Items listed in a dataset
BEGIN
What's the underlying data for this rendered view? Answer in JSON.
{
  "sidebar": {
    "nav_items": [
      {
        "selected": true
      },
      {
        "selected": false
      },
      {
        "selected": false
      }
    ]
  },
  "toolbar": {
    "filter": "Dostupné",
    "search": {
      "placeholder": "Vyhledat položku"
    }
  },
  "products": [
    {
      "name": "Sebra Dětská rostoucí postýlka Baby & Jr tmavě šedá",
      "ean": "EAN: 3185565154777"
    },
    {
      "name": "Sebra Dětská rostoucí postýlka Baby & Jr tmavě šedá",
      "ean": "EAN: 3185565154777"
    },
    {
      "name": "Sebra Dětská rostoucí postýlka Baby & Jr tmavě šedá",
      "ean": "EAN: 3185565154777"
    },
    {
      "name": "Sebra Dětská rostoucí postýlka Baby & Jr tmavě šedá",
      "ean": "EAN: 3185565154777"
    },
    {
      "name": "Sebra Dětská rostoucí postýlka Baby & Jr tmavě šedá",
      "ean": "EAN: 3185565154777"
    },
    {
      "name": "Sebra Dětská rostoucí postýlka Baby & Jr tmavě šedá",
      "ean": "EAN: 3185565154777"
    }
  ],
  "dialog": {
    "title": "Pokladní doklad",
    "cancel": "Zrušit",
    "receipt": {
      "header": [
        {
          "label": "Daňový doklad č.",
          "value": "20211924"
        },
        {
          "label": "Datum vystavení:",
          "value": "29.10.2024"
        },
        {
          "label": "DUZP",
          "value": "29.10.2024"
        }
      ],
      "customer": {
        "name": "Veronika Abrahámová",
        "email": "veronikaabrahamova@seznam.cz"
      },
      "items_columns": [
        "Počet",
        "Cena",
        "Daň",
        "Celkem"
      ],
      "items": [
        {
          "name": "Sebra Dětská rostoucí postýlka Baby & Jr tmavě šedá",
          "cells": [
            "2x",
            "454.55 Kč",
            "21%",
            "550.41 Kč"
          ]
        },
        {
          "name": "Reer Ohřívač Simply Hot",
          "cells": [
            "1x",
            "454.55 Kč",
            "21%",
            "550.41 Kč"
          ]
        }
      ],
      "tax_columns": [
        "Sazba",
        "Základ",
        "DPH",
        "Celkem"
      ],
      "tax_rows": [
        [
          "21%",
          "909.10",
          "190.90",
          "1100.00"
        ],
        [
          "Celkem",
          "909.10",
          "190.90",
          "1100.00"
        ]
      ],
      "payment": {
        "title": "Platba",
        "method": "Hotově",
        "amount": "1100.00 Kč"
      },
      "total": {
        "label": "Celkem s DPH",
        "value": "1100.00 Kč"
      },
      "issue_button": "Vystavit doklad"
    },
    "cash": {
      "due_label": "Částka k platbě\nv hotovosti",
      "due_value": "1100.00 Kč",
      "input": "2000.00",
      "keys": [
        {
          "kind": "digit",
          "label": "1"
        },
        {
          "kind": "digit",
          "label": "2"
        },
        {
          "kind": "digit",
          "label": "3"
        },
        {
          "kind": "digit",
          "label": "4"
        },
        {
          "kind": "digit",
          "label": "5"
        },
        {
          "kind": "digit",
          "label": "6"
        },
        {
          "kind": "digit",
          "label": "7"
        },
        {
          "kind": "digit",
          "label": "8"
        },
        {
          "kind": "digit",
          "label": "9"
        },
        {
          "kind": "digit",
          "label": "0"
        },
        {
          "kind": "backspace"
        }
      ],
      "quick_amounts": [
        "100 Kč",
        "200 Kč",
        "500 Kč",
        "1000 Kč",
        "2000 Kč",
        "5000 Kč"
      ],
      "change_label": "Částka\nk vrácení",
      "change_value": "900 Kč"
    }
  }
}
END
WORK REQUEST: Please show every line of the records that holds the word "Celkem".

RESPONSE:
        "Celkem"
        "Celkem"
          "Celkem",
        "label": "Celkem s DPH",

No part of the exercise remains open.